**GOAL OF THE EXERCISE**.
The data should be duplicated exactly, with every word kept as it is.

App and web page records
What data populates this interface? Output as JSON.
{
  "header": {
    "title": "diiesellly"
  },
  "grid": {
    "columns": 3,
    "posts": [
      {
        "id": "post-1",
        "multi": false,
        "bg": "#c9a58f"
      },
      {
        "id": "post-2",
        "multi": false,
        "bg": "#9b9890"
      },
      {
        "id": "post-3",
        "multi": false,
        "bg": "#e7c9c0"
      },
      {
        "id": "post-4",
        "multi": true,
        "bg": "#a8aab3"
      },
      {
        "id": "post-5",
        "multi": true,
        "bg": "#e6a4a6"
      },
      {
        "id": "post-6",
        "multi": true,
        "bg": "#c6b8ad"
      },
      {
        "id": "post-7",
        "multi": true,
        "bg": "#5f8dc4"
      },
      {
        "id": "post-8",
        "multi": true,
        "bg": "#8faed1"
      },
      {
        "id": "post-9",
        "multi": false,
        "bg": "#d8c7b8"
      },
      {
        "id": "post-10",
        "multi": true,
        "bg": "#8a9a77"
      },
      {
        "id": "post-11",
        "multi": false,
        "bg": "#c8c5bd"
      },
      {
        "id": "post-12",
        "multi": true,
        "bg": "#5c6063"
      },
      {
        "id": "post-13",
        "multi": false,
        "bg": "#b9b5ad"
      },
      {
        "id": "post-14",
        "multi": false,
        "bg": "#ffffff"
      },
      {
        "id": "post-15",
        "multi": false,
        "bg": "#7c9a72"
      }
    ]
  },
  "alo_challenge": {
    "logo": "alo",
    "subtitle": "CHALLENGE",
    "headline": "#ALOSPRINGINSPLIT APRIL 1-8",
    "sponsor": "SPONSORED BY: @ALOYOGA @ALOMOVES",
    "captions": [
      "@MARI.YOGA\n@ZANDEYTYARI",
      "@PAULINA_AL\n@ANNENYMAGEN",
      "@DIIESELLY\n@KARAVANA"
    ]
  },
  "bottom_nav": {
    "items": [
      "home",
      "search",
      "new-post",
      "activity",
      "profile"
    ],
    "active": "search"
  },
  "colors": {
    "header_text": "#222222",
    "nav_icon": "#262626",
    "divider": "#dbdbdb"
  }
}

**EXERCISE RESPONSE**.
What data populates this interface? Output as JSON.
{
  "header": {
    "title": "diiesellly"
  },
  "grid": {
    "columns": 3,
    "posts": [
      {
        "id": "post-1",
        "multi": false,
        "bg": "#c9a58f"
      },
      {
        "id": "post-2",
        "multi": false,
        "bg": "#9b9890"
      },
      {
        "id": "post-3",
        "multi": false,
        "bg": "#e7c9c0"
      },
      {
        "id": "post-4",
        "multi": true,
        "bg": "#a8aab3"
      },
      {
        "id": "post-5",
        "multi": true,
        "bg": "#e6a4a6"
      },
      {
        "id": "post-6",
        "multi": true,
        "bg": "#c6b8ad"
      },
      {
        "id": "post-7",
        "multi": true,
        "bg": "#5f8dc4"
      },
      {
        "id": "post-8",
        "multi": true,
        "bg": "#8faed1"
      },
      {
        "id": "post-9",
        "multi": false,
        "bg": "#d8c7b8"
      },
      {
        "id": "post-10",
        "multi": true,
        "bg": "#8a9a77"
      },
      {
        "id": "post-11",
        "multi": false,
        "bg": "#c8c5bd"
      },
      {
        "id": "post-12",
        "multi": true,
        "bg": "#5c6063"
      },
      {
        "id": "post-13",
        "multi": false,
        "bg": "#b9b5ad"
      },
      {
        "id": "post-14",
        "multi": false,
        "bg": "#ffffff"
      },
      {
        "id": "post-15",
        "multi": false,
        "bg": "#7c9a72"
      }
    ]
  },
  "alo_challenge": {
    "logo": "alo",
    "subtitle": "CHALLENGE",
    "headline": "#ALOSPRINGINSPLIT APRIL 1-8",
    "sponsor": "SPONSORED BY: @ALOYOGA @ALOMOVES",
    "captions": [
      "@MARI.YOGA\n@ZANDEYTYARI",
      "@PAULINA_AL\n@ANNENYMAGEN",
      "@DIIESELLY\n@KARAVANA"
    ]
  },
  "bottom_nav": {
    "items": [
      "home",
      "search",
      "new-post",
      "activity",
      "profile"
    ],
    "active": "search"
  },
  "colors": {
    "header_text": "#222222",
    "nav_icon": "#262626",
    "divider": "#dbdbdb"
  }
}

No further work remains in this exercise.